Leave it to Winston Churchill (also an unreconstructed Monarchist) to point out the obvious: “[World War II] would never have come unless, under American and modernizing pressure, we had driven the Habsburgs out of Austria and the Hohenzollerns out of Germany. By making these vacuums we gave the opening for the Hitlerite monster to crawl out of its sewer on to the vacant thrones.”

In short, the story of the end of Christendom is that we sacrificed a Saint in the name of liberty and progress and got a monster bringing death and destruction in return.

Blessed Karl, and all the martyred monarchs of Europe, pray for us and our leaders.

The Internet, Ladies and Gentlemen

In 2011, a couple years after the release of Minecraft, one of its many players came up with a little song while doing a Let’s Play:

Not much, but it made a big impression on the fandom, especially after someone did a remix turning it into an actual song complete with an animated music video a couple months later:

Eight years later, we got this

Yeah, the internet’s awesome sometimes.

Norman and Saxon

(Posted this one before, but it seems timely. Everyone in a leadership position should be made to memorize this one)

“MY son,” said the Norman Baron, “I am dying, and you will be heir
To all the broad acres in England that William gave me for my share
When we conquered the Saxon at Hastings, and a nice little handful it is.
But before you go over to rule it I want you to understand this:–

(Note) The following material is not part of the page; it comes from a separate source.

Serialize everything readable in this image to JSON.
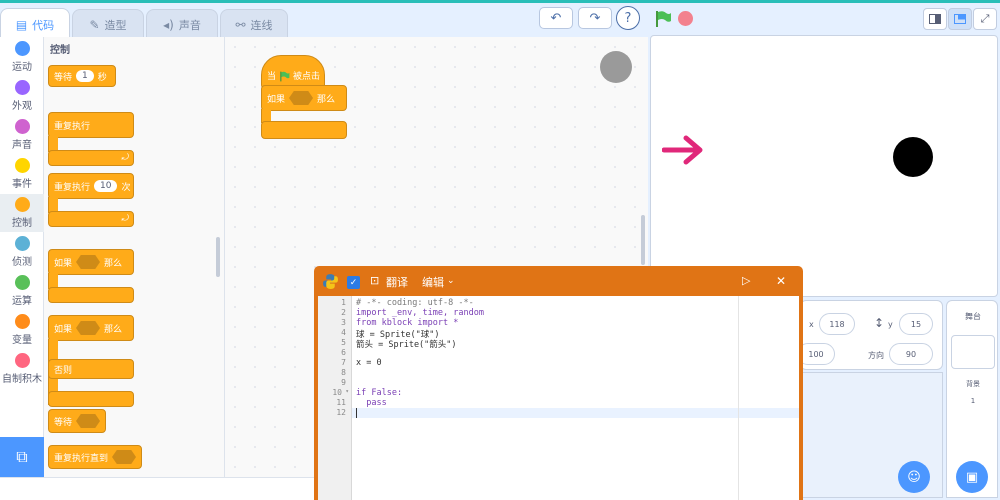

“The Saxon is not like us Normans. His manners are not so polite.
But he never means anything serious till he talks about justice and right.
When he stands like an ox in the furrow with his sullen set eyes on your own,
And grumbles, ‘This isn’t fair dealing,’ my son, leave the Saxon alone.

“You can horsewhip your Gascony archers, or torture your Picardy spears;
But don’t try that game on the Saxon; you’ll have the whole brood round your ears.
From the richest old Thane in the country to the poorest chained serf in the field,
They’ll be at you and on you like hornets, and, if you are wise, you will yield.

“But first you must master their language, their dialect, proverbs and songs.
Don’t trust any clerk to interpret when they come with the tale of their wrongs.
Let them know that you know what they’re saying; let them feel that you know what to say.
Yes, even when you want to go hunting, hear ‘em out if it takes you all day.

“They’ll drink every hour of the daylight and poach every hour of the dark.
It’s the sport not the rabbits they’re after (we’ve plenty of game in the park).
Don’t hang them or cut off their fingers. That’s wasteful as well as unkind,
For a hard-bitten, South-country poacher makes the best man-at-arms you can find.

“Appear with your wife and the children at their weddings and funerals and feasts.
Be polite but not friendly to Bishops; be good to all poor parish priests.
Say ‘we’, ‘us’ and ‘ours’ when you’re talking, instead of ‘you fellows’ and ‘I.’
Don’t ride over seeds; keep your temper; and never you tell ‘em a lie!”

-Rudyard Kipling

Fantastic Schools Vol. 2 is Live!

Fantastic Schools Volume 2 is now live!

https://m.media-amazon.com/images/I/517ywgcMzJL.jpg

Well, mostly. We’re still waiting on the paperback. So, think of it as ‘live’ in the sense of Frankenstein’s Monster when he first awoke, but was too disoriented and confused to form any kind of conscious thought or intention. It’ll be a few hours before he can stumble out of the laboratory to look at the Sun for the first time, if you follow me.

But it is available for Kindle purchase as of now, so you can pick it up and enjoy a dozen different stories by massively talented authors, plus my own Halloween Dance, all dealing with the trials and tribulations of life at fantastic schools.

(As you might guess, my own story is pretty seasonally appropriate. Just throwing that out there).